As the co-founder of two ministry groups that aim to make religion accessible to all people, Jordan Zepher ’14 will leave quite a legacy at Campbell. And the lessons from Campbell she’ll take with her? That even doubt can strengthen faith.
Jordan Zepher came to Campbell University knowing that it housed a community she wanted to be part of. As a recent graduate with a degree in religion, she’ll leave behind a legacy for both Campbell’s student culture and the community as a whole.
She, for example, helped start SHINE, the first female-led campus student ministry group at Campbell, which focused on service and ministry and oriented around building relationships, objective accountability, and faith through actions.
In addition, she was a team member for the White House Interfaith Service Challenge and spent a summer as an intern at Love Wins Ministries, an organization that supports poor and homeless residents in Raleigh. She also coordinated events to raise awareness on campus and in the community about the issue of human trafficking.
Plus, Zepher was one of the founding members of G-Force, a student led interfaith and social justice club on campus. Its mission is to welcome and include students of other faiths and denominations, as well as to invite the community to participate in their events. “God loves these people because they’re human,” Zepher said. “We’re small, but we’re making a difference.”

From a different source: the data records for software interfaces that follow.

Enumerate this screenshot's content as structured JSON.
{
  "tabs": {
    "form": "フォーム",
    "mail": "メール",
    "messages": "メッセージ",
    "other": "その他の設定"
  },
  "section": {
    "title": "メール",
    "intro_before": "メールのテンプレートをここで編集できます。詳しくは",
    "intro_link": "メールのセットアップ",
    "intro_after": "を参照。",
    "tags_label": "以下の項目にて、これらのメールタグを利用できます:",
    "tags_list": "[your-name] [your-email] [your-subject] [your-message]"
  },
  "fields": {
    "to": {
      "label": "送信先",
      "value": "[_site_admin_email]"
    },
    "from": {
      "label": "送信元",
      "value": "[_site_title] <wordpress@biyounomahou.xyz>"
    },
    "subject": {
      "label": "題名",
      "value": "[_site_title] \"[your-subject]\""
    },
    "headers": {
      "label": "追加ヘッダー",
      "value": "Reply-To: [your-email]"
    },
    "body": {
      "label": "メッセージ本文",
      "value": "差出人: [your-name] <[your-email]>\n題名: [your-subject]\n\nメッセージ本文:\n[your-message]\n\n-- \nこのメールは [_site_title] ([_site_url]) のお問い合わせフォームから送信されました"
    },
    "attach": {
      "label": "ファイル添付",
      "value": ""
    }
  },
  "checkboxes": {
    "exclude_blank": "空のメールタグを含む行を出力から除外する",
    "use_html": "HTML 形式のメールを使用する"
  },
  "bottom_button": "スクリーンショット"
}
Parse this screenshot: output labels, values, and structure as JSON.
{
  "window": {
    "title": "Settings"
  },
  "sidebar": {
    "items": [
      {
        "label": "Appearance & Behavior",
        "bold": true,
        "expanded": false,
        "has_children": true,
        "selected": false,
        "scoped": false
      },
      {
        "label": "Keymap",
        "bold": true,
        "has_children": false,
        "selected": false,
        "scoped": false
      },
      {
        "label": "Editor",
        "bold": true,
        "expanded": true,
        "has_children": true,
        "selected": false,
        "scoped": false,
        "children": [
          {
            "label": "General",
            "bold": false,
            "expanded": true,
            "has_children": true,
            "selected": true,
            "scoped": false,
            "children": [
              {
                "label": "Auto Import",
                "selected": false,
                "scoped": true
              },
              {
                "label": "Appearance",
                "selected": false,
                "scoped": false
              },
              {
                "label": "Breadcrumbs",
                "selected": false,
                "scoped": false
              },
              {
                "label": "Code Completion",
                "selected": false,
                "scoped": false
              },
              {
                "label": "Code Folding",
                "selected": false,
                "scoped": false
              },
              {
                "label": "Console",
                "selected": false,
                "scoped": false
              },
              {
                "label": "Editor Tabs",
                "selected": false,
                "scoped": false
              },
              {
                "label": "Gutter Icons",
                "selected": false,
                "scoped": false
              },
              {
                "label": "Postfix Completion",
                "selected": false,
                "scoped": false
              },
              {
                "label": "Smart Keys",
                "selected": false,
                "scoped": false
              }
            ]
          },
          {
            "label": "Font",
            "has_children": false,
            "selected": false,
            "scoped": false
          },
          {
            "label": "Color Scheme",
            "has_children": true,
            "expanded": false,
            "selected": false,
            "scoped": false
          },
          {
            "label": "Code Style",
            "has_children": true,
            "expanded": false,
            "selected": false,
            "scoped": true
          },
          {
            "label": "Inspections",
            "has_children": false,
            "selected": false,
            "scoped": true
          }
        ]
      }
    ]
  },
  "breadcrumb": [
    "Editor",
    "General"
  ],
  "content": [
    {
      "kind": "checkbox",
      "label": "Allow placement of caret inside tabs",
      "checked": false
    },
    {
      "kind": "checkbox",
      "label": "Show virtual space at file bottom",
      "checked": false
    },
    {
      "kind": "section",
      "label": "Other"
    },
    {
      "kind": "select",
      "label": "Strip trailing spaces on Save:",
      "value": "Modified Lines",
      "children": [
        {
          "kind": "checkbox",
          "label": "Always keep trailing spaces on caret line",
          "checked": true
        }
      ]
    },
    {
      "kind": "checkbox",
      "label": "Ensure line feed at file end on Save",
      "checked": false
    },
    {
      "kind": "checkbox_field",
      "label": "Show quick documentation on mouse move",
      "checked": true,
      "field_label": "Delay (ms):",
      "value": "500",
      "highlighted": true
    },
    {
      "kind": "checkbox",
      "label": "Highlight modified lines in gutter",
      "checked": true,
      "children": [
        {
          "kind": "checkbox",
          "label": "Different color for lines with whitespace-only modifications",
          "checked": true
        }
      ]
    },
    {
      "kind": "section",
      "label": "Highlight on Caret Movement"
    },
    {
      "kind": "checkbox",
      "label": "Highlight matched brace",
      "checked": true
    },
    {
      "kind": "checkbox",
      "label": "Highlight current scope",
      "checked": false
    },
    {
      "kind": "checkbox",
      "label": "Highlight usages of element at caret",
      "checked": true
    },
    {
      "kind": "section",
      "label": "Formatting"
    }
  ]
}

For these activities, the North Carolina Campus Compact, an association of colleges and universities committed to fostering campus-community engagement, recognized Zepher with its 2013 Community Impact Student Award, which honors outstanding students who are making a difference in their communities.
For Zepher, she said her primary focus has been on finding ways to make religion accessible to all people. G-Force, for instance, is one step toward that goal. “God is love,” she said. “And as Christians, that should be our number one aspect to communicate to others.”
These experiences and activities have helped Zepher figure “out why my faith means something. I figured out what I want to do and what I want to add to the world.”
At Campbell, she added, “God has been evident in my faith journey here, as well as my life in general. I’m so thankful for my professors and for the people here who have both pushed me and challenged me to do things I never thought I would do.”
One memorable example takes the form of an encounter with Ken Vandergriff, one of the professors in the religion department. “I remember being so upset and lost and I was questioning the claims I’ve held for all my life,” she said. “He told me that most people have doubts and wrestle with the Bible if they’re lucky.”
The assurance that having doubts ultimately strengthen faith made all the difference to Zepher. She’s never forgotten the conversation. “I know with all confidence that I am a Christian,” she said.
She’ll carry this confidence with her as she takes her next steps and attends Boston University’s seminary program. “Campbell has been what it needed to be for the four years I was here,” she said. “I feel that my encounters here with both faculty and students have prepared me for seminary, but also my life in the world.” —Rachel Davis, with material adapted from an earlier press release about the N.C. Campus Compact award